- Critical thinkers are active, skeptical and open to ideas, which sums up the approach of modern applied science in assuming that something is false until it is proven to be true (Kurland).
- Two types of critical thinking exist:
- Self centered low level critical thinking that is intellectually flawed because it is not altruistic, even if it is pragmatic.
- High level critical thinking is altruistic in that it considers the needs of others to the point of idealism (a low level thinker will see collective altruism as idealism). However, the high level critical thinker is more fair-minded given that they practice critical thinking at a higher level of intellectual integrity and a sense of empathy (being sensitive to the needs of others as well as their own needs).
- Critical thinking includes creativity and innovation, with some very advanced innovative techniques demonstrated even in a book called The Medici Effect, which is interesting given that Machiavelli was a narcissistic the end justifies the means pragmatic leader; but I do not recall the phrase critical thinking mentioned anywhere in the Medici Effect text so far. To me the type of creativity described so far in the Medici Effect does not seem to exactly fit into the critical thinking process, unless critical thinking becomes more a part of the validation of usefulness of ideas, as opposed to the actual initial generation of those ideas.
- The description of critical thinking that I like the most is from an online philosophical source (Lau & Chan), which is as follows:
“Critical thinking is not a matter of accumulating information. A person with a good memory and who knows a lot of facts is not necessarily good at critical thinking. A critical thinker is able to deduce consequences from what he knows, and he knows how to make use of information to solve problems, and to seek relevant sources of information to inform himself.”
What this means that one has to be able to use the knowledge one has in a usefully applicable manner. Also one must be able to know how to find information (research), figure out what is useful (applicable to the task at hand), and finally, one has to be able to apply facts to creatively and innovatively generate solutions to problems, even sometimes possibly intelligently inferring a solution without being in possession of all the relevant facts.
Demonstrating Critical Thinking

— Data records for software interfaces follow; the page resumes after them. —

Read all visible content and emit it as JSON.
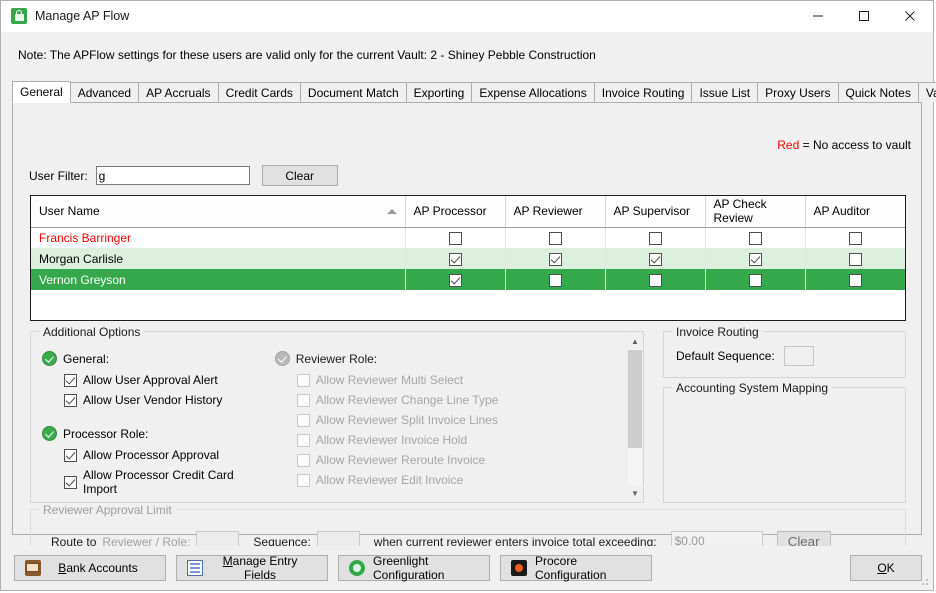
{
  "window": {
    "title": "Manage AP Flow",
    "icon": "lock-icon",
    "minimize": "minimize-icon",
    "maximize": "maximize-icon",
    "close": "close-icon"
  },
  "note": "Note:  The APFlow settings for these users are valid only for the current Vault: 2 - Shiney Pebble Construction",
  "tabs": [
    {
      "label": "General",
      "active": true
    },
    {
      "label": "Advanced",
      "active": false
    },
    {
      "label": "AP Accruals",
      "active": false
    },
    {
      "label": "Credit Cards",
      "active": false
    },
    {
      "label": "Document Match",
      "active": false
    },
    {
      "label": "Exporting",
      "active": false
    },
    {
      "label": "Expense Allocations",
      "active": false
    },
    {
      "label": "Invoice Routing",
      "active": false
    },
    {
      "label": "Issue List",
      "active": false
    },
    {
      "label": "Proxy Users",
      "active": false
    },
    {
      "label": "Quick Notes",
      "active": false
    },
    {
      "label": "Validation",
      "active": false
    }
  ],
  "legend": {
    "red_word": "Red",
    "text": " = No access to vault",
    "red_color": "#ff0000"
  },
  "filter": {
    "label": "User Filter:",
    "value": "g",
    "placeholder": "",
    "clear_label": "Clear"
  },
  "grid": {
    "columns": [
      "User Name",
      "AP Processor",
      "AP Reviewer",
      "AP Supervisor",
      "AP Check Review",
      "AP Auditor"
    ],
    "sort_indicator": "sort-ascending-icon",
    "rows": [
      {
        "name": "Francis Barringer",
        "style": "red",
        "ap_processor": false,
        "ap_reviewer": false,
        "ap_supervisor": false,
        "ap_check_review": false,
        "ap_auditor": false
      },
      {
        "name": "Morgan Carlisle",
        "style": "alt",
        "ap_processor": true,
        "ap_reviewer": true,
        "ap_supervisor": true,
        "ap_check_review": true,
        "ap_auditor": false
      },
      {
        "name": "Vernon Greyson",
        "style": "selected",
        "ap_processor": true,
        "ap_reviewer": false,
        "ap_supervisor": false,
        "ap_check_review": false,
        "ap_auditor": false
      }
    ]
  },
  "additional_options": {
    "caption": "Additional Options",
    "general": {
      "label": "General:",
      "enabled": true,
      "items": [
        {
          "label": "Allow User Approval Alert",
          "checked": true,
          "enabled": true
        },
        {
          "label": "Allow User Vendor History",
          "checked": true,
          "enabled": true
        }
      ]
    },
    "processor_role": {
      "label": "Processor Role:",
      "enabled": true,
      "items": [
        {
          "label": "Allow Processor Approval",
          "checked": true,
          "enabled": true
        },
        {
          "label": "Allow Processor Credit Card Import",
          "checked": true,
          "enabled": true
        }
      ]
    },
    "reviewer_role": {
      "label": "Reviewer Role:",
      "enabled": false,
      "items": [
        {
          "label": "Allow Reviewer Multi Select",
          "checked": false,
          "enabled": false
        },
        {
          "label": "Allow Reviewer Change Line Type",
          "checked": false,
          "enabled": false
        },
        {
          "label": "Allow Reviewer Split Invoice Lines",
          "checked": false,
          "enabled": false
        },
        {
          "label": "Allow Reviewer Invoice Hold",
          "checked": false,
          "enabled": false
        },
        {
          "label": "Allow Reviewer Reroute Invoice",
          "checked": false,
          "enabled": false
        },
        {
          "label": "Allow Reviewer Edit Invoice",
          "checked": false,
          "enabled": false
        }
      ]
    }
  },
  "invoice_routing": {
    "caption": "Invoice Routing",
    "default_sequence_label": "Default Sequence:",
    "default_sequence_value": ""
  },
  "accounting_system_mapping": {
    "caption": "Accounting System Mapping"
  },
  "reviewer_approval_limit": {
    "caption": "Reviewer Approval Limit",
    "route_to_label": "Route to",
    "reviewer_role_label": "Reviewer / Role:",
    "reviewer_role_value": "",
    "sequence_label": "Sequence:",
    "sequence_value": "",
    "exceeding_label": "when current reviewer enters invoice total exceeding:",
    "amount_value": "$0.00",
    "clear_label": "Clear"
  },
  "bottom_buttons": {
    "bank_accounts": {
      "label": "Bank Accounts",
      "accel": "B",
      "icon": "bank-book-icon"
    },
    "manage_entry_fields": {
      "label": "Manage Entry Fields",
      "accel": "M",
      "icon": "form-fields-icon"
    },
    "greenlight_configuration": {
      "label": "Greenlight Configuration",
      "icon": "greenlight-logo-icon"
    },
    "procore_configuration": {
      "label": "Procore Configuration",
      "icon": "procore-logo-icon"
    },
    "ok": {
      "label": "OK",
      "accel": "O"
    }
  }
}
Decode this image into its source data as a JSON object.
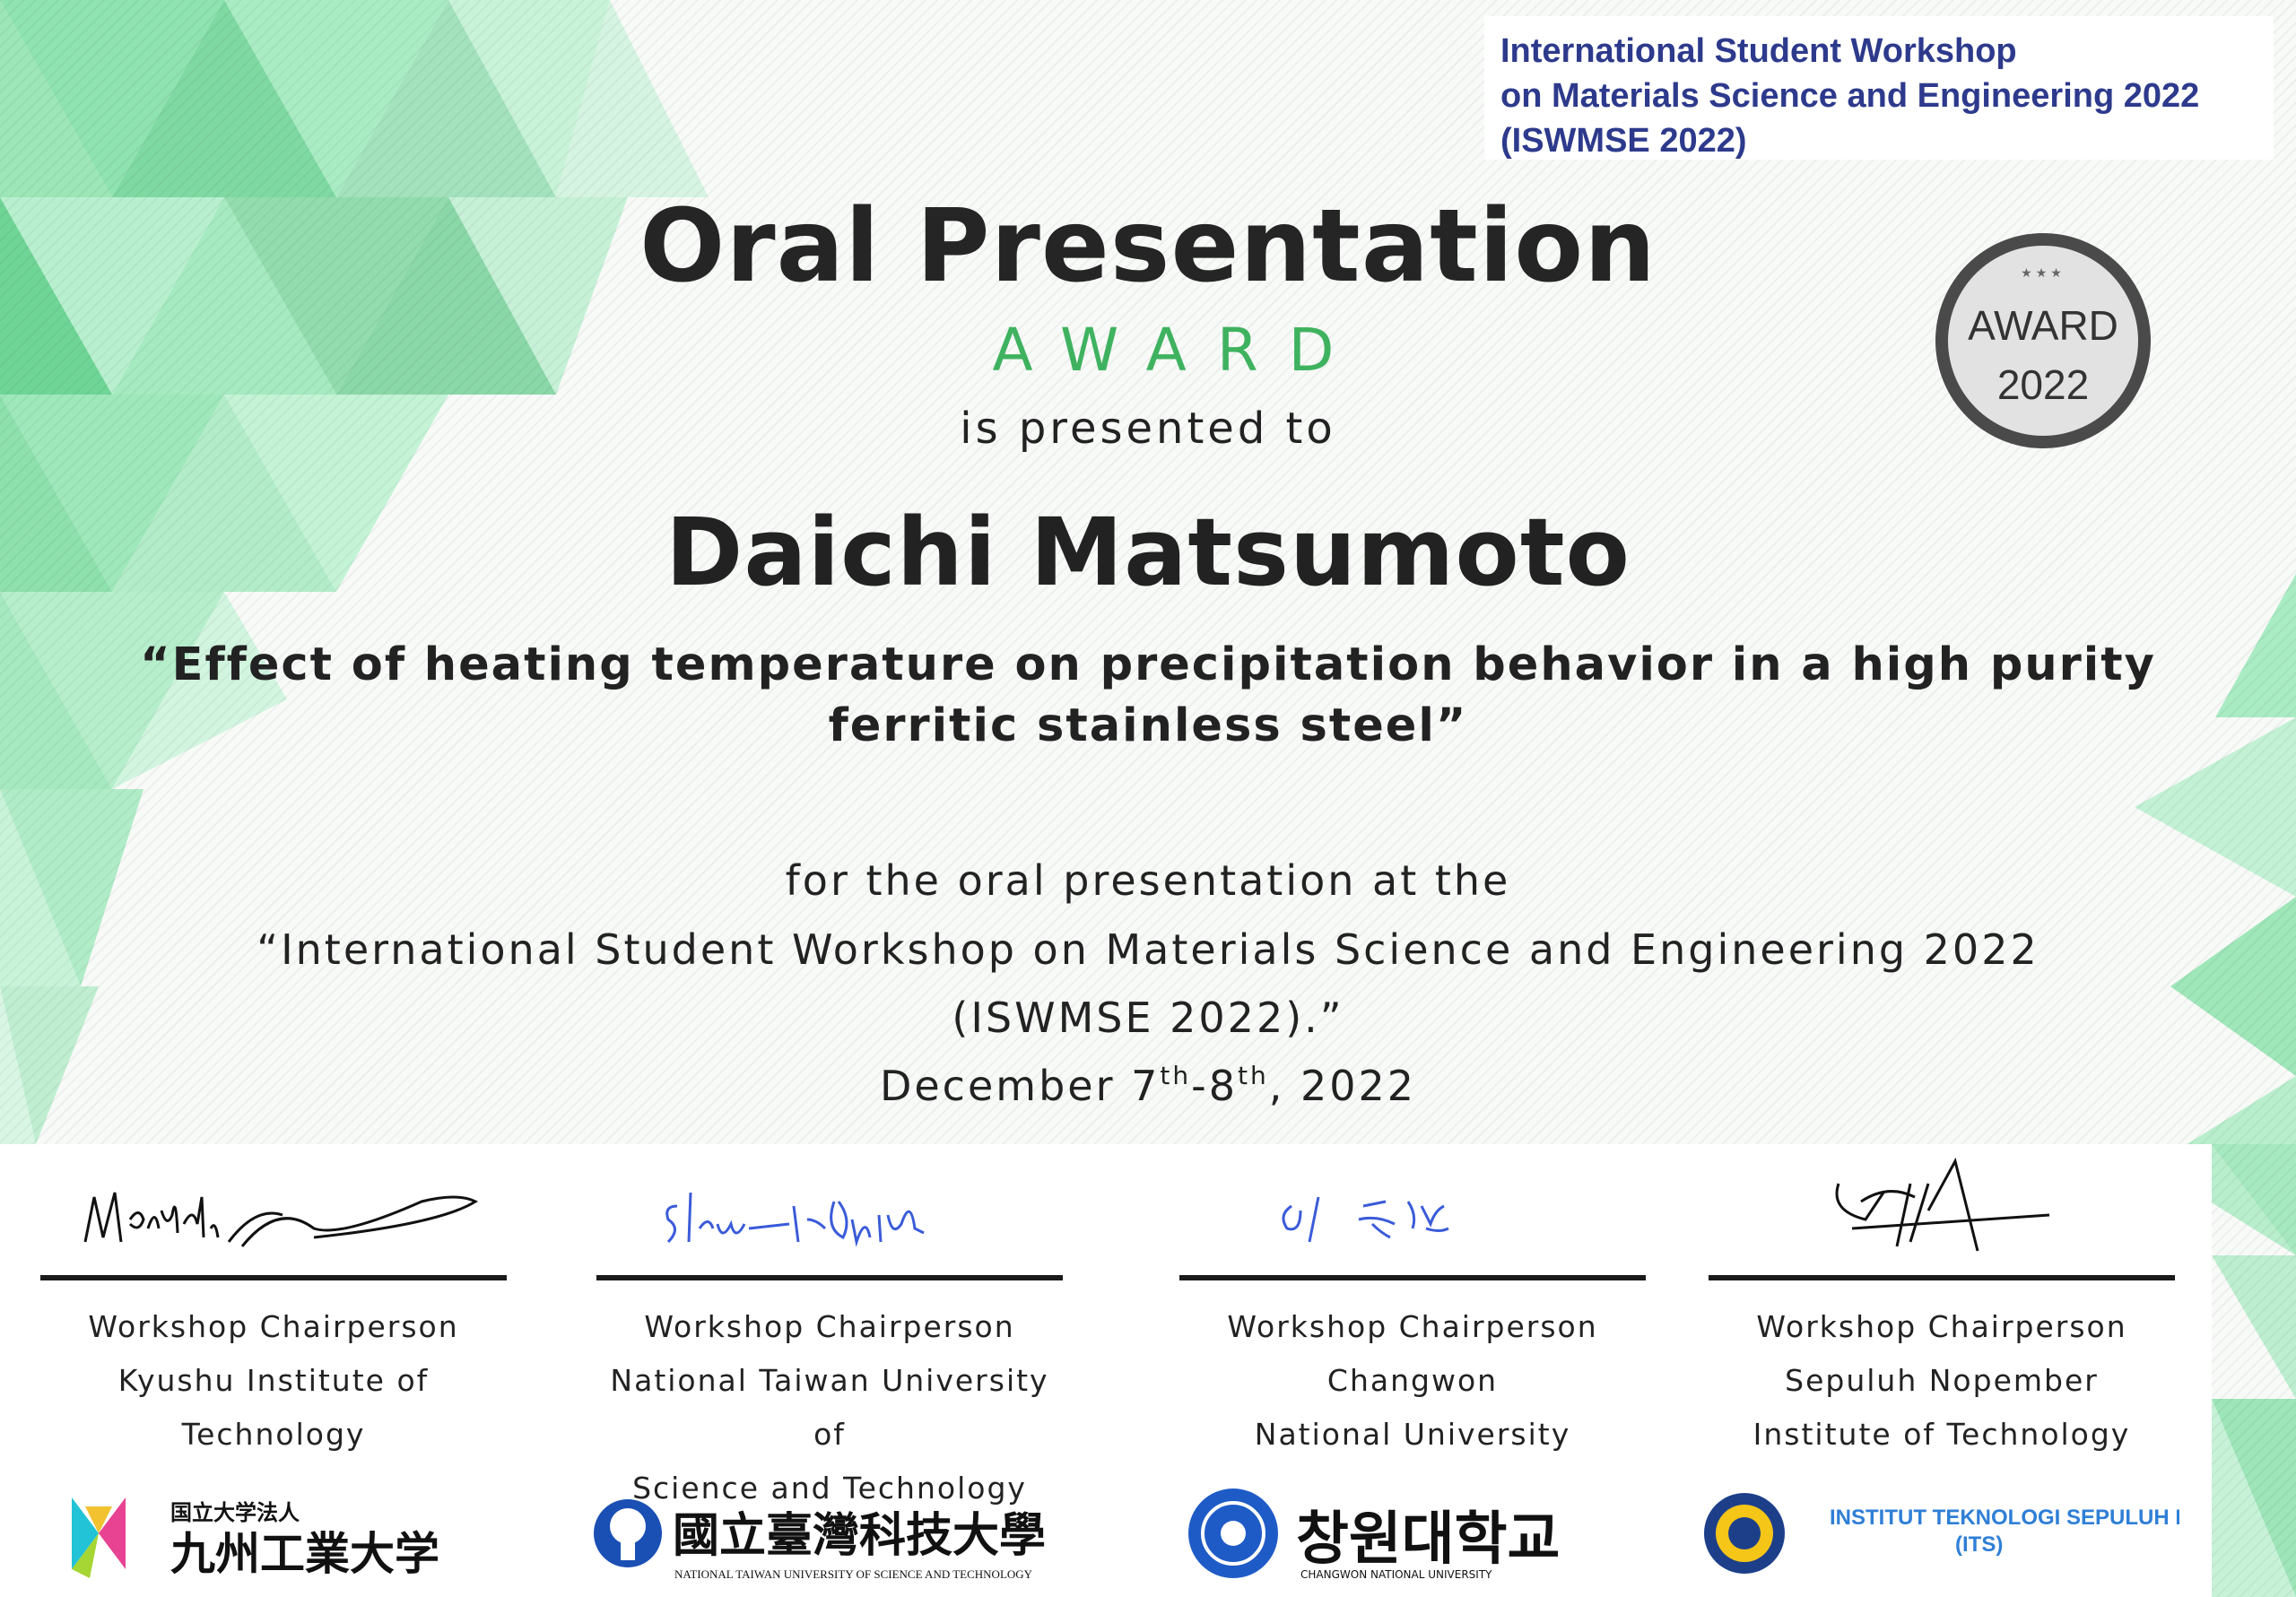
{
  "header": {
    "line1": "International Student Workshop",
    "line2": "on Materials Science and Engineering 2022",
    "line3": "(ISWMSE 2022)"
  },
  "title": "Oral Presentation",
  "award_word": "AWARD",
  "presented_to": "is presented to",
  "recipient": "Daichi Matsumoto",
  "paper_title": {
    "line1": "“Effect of heating temperature on precipitation behavior in a high purity",
    "line2": "ferritic stainless steel”"
  },
  "description": {
    "line1": "for the oral presentation at the",
    "line2": "“International Student Workshop on Materials Science and Engineering 2022",
    "line3": "(ISWMSE 2022).”",
    "date_prefix": "December 7",
    "date_sup1": "th",
    "date_mid": "-8",
    "date_sup2": "th",
    "date_suffix": ", 2022"
  },
  "seal": {
    "line1": "AWARD",
    "line2": "2022"
  },
  "signatories": [
    {
      "role": "Workshop Chairperson",
      "org_line1": "Kyushu Institute of",
      "org_line2": "Technology",
      "logo_small": "国立大学法人",
      "logo_main": "九州工業大学"
    },
    {
      "role": "Workshop Chairperson",
      "org_line1": "National Taiwan University of",
      "org_line2": "Science and Technology",
      "logo_main": "國立臺灣科技大學",
      "logo_sub": "NATIONAL TAIWAN UNIVERSITY OF SCIENCE AND TECHNOLOGY"
    },
    {
      "role": "Workshop Chairperson",
      "org_line1": "Changwon",
      "org_line2": "National University",
      "logo_main": "창원대학교",
      "logo_sub": "CHANGWON NATIONAL UNIVERSITY"
    },
    {
      "role": "Workshop Chairperson",
      "org_line1": "Sepuluh Nopember",
      "org_line2": "Institute of Technology",
      "logo_main": "INSTITUT TEKNOLOGI SEPULUH NOPEMBER",
      "logo_sub": "(ITS)"
    }
  ],
  "colors": {
    "accent_green": "#3fb25f",
    "header_blue": "#2d3a8c",
    "signature_blue": "#3a5bd9",
    "its_blue": "#2f7fd6"
  }
}
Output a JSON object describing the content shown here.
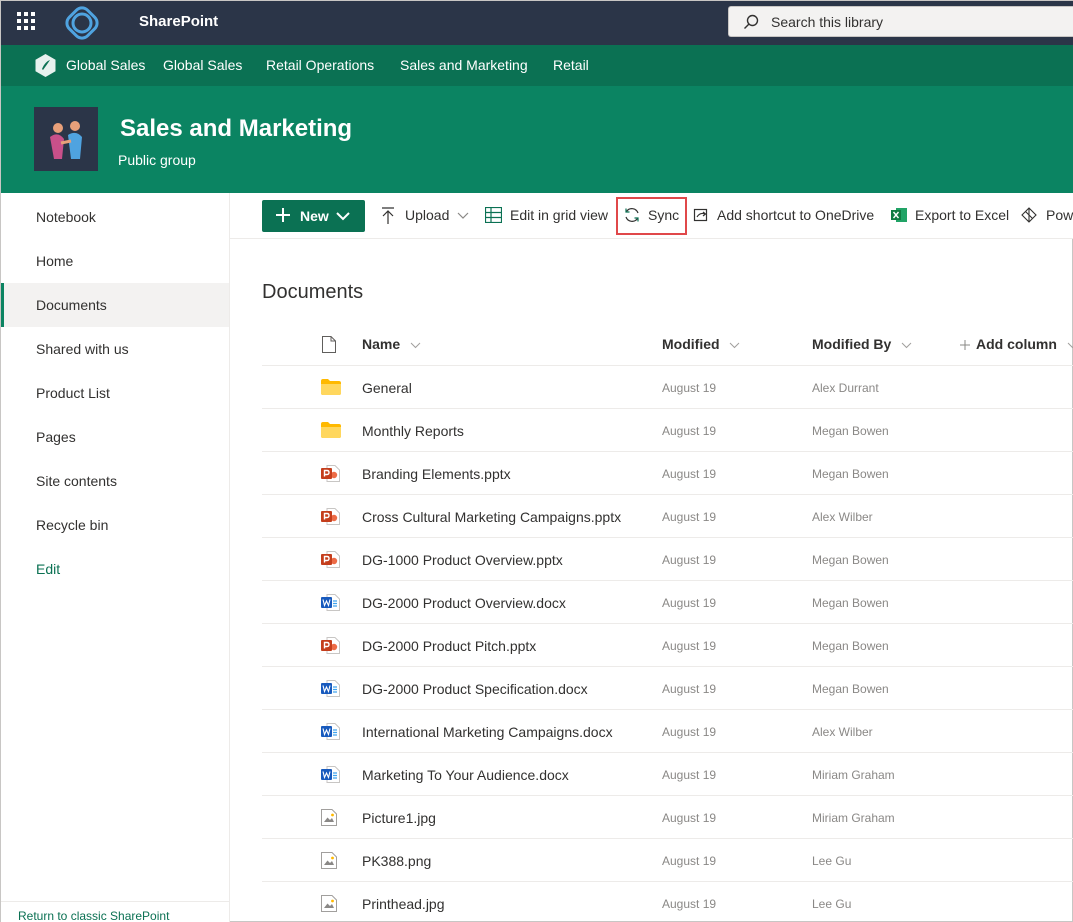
{
  "suite": {
    "app_name": "SharePoint",
    "search_placeholder": "Search this library"
  },
  "hub": {
    "items": [
      "Global Sales",
      "Global Sales",
      "Retail Operations",
      "Sales and Marketing",
      "Retail"
    ]
  },
  "site": {
    "title": "Sales and Marketing",
    "subtitle": "Public group"
  },
  "leftnav": {
    "items": [
      "Notebook",
      "Home",
      "Documents",
      "Shared with us",
      "Product List",
      "Pages",
      "Site contents",
      "Recycle bin"
    ],
    "selected": "Documents",
    "edit_label": "Edit",
    "return_label": "Return to classic SharePoint"
  },
  "commands": {
    "new_label": "New",
    "upload_label": "Upload",
    "grid_label": "Edit in grid view",
    "sync_label": "Sync",
    "shortcut_label": "Add shortcut to OneDrive",
    "export_label": "Export to Excel",
    "power_label": "Pow"
  },
  "library": {
    "title": "Documents",
    "columns": {
      "name": "Name",
      "modified": "Modified",
      "modified_by": "Modified By",
      "add_column": "Add column"
    },
    "rows": [
      {
        "type": "folder",
        "name": "General",
        "modified": "August 19",
        "by": "Alex Durrant"
      },
      {
        "type": "folder",
        "name": "Monthly Reports",
        "modified": "August 19",
        "by": "Megan Bowen"
      },
      {
        "type": "pptx",
        "name": "Branding Elements.pptx",
        "modified": "August 19",
        "by": "Megan Bowen"
      },
      {
        "type": "pptx",
        "name": "Cross Cultural Marketing Campaigns.pptx",
        "modified": "August 19",
        "by": "Alex Wilber"
      },
      {
        "type": "pptx",
        "name": "DG-1000 Product Overview.pptx",
        "modified": "August 19",
        "by": "Megan Bowen"
      },
      {
        "type": "docx",
        "name": "DG-2000 Product Overview.docx",
        "modified": "August 19",
        "by": "Megan Bowen"
      },
      {
        "type": "pptx",
        "name": "DG-2000 Product Pitch.pptx",
        "modified": "August 19",
        "by": "Megan Bowen"
      },
      {
        "type": "docx",
        "name": "DG-2000 Product Specification.docx",
        "modified": "August 19",
        "by": "Megan Bowen"
      },
      {
        "type": "docx",
        "name": "International Marketing Campaigns.docx",
        "modified": "August 19",
        "by": "Alex Wilber"
      },
      {
        "type": "docx",
        "name": "Marketing To Your Audience.docx",
        "modified": "August 19",
        "by": "Miriam Graham"
      },
      {
        "type": "image",
        "name": "Picture1.jpg",
        "modified": "August 19",
        "by": "Miriam Graham"
      },
      {
        "type": "image",
        "name": "PK388.png",
        "modified": "August 19",
        "by": "Lee Gu"
      },
      {
        "type": "image",
        "name": "Printhead.jpg",
        "modified": "August 19",
        "by": "Lee Gu"
      }
    ]
  },
  "colors": {
    "suite_bar": "#2b3548",
    "hub_nav": "#0b7153",
    "site_header": "#0b8462",
    "accent": "#0b7153",
    "highlight": "#e0484a"
  }
}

A classic case of critical thinking, to some people, would be to be open-minded when trying to dissimilate between low level and high level critical thinking. A low critical thinker does not really think there is anything wrong with thinking selfishly, even though psychopathic personality disorders and mental illnesses focus often on self centric, self centered and non-empathetic behavioral patterns. And again being open minded myself, people who do not practice a selfish approach can appear both idealistic and self righteous, which is relatively foolhardy and arrogant in the eyes of someone who thinks that a little bit of selfish behavior is good for the whole if the person who takes more care of themselves succeeds in contributing to the community in the long run. I myself find it interesting to consider both opinions, and I sometimes battle with myself to remain politically and religiously impartial; only to conclude that the more extremes that I encounter, then the more that I resist and rebel in the opposite direction; perhaps I am trying to see all opinions and thus I am perhaps a competent high level critical thinker. Does the simple used of the perhaps reinforce that? In that I am self aware enough to know that I definitely do not know everything, and that I can always look around me and find someone else who is more intelligent than I am, or has better insight about something that I may be too focused on to see.
There is a part of Japanese culture where it is assumed that when a person has learned everything, that one must then start the learning process right from the beginning with no rank at all, starting from the beginning all over again. The assumption is that one has not and can never really learn everything. Is this critical thinking in practice as well because it is open-minded?